[kol-er-ik, kuh-ler-ik]


extremely irritable or easily angered; irascible: a choleric disposition.
  1. bilious.
  2. causing biliousness.

Origin of choleric

1300–50; Middle English colerik < Medieval Latin colericus bilious, Latin cholericus < Greek cholerikós.
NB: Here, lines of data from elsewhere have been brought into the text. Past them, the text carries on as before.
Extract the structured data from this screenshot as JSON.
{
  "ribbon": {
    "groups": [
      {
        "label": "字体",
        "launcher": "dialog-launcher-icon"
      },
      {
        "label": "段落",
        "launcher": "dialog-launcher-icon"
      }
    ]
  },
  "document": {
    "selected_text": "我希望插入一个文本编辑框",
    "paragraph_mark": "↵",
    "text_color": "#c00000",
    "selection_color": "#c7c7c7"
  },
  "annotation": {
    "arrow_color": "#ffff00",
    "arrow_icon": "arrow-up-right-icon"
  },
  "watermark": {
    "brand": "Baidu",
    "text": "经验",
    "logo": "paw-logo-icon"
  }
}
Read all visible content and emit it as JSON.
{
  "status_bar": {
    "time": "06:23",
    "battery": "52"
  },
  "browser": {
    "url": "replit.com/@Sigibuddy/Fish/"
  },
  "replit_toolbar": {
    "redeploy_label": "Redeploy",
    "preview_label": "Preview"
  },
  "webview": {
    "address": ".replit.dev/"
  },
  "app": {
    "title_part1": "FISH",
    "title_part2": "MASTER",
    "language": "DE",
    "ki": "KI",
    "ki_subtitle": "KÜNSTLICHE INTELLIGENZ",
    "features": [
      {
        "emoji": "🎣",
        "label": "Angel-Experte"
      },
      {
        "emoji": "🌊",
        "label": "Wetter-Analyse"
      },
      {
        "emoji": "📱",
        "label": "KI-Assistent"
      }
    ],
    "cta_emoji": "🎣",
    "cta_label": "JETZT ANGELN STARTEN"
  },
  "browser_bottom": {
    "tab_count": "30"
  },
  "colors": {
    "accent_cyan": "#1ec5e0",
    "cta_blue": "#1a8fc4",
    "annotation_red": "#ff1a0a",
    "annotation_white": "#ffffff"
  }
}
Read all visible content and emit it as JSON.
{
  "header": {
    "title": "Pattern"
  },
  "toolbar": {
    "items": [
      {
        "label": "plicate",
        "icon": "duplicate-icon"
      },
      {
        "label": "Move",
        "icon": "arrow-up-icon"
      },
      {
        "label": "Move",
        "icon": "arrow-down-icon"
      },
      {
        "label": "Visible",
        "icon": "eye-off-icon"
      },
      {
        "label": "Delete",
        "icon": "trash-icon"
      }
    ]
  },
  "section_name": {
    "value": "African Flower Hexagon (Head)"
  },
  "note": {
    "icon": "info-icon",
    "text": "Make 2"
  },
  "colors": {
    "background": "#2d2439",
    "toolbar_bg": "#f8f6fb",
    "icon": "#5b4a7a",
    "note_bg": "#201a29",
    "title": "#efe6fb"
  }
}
See cholera, -ic
Related formschol·er·i·cal·ly, chol·er·ic·ly, adverbchol·er·ic·ness, nounnon·chol·er·ic, adjectiveun·chol·er·ic, adjective

Synonyms for choleric

Antonyms for choleric Unabridged Based on the Random House Unabridged Dictionary, © Random House, Inc. 2019

Examples from the Web for choleric

Contemporary Examples of choleric

Historical Examples of choleric

  • He is choleric, and a little matter doth set him in a flame, so old as he is.

    Micah Clarke

    Arthur Conan Doyle

  • The general disposition was choleric, pugnacious, litigious.

    Blood and Iron

    John Hubert Greusel

  • And as his temperament was choleric there were fellows who were actually afraid of him.

    The Shadow-Line

    Joseph Conrad

  • He was taken ashore (with choleric symptoms) and died there at the end of a week.

    The Shadow-Line

    Joseph Conrad

  • Choleric old gentlemen have been roused to frenzy over your misdeeds.

British Dictionary definitions for choleric



bilious or causing biliousness
Derived Formscholerically or cholericly, adverb
Collins English Dictionary - Complete & Unabridged 2012 Digital Edition © William Collins Sons & Co. Ltd. 1979, 1986 © HarperCollins Publishers 1998, 2000, 2003, 2005, 2006, 2007, 2009, 2012

Word Origin and History for choleric

mid-14c., colrik, "bilious of temperament or complexion," from Old French colerique, from Late Latin cholericus, from Greek kholerikos (see choler). Meaning "easily angered, hot-tempered" is from 1580s (from the supposed effect of excess choler); that of "pertaining to cholera" is from 1834.

Online Etymology Dictionary, © 2010 Douglas Harper

Medicine definitions for choleric


[kŏlə-rĭk, kə-lĕrĭk]


Easily angered; bad-tempered.
Showing or expressing anger.
The American Heritage® Stedman's Medical Dictionary Copyright © 2002, 2001, 1995 by Houghton Mifflin Company. Published by Houghton Mifflin Company.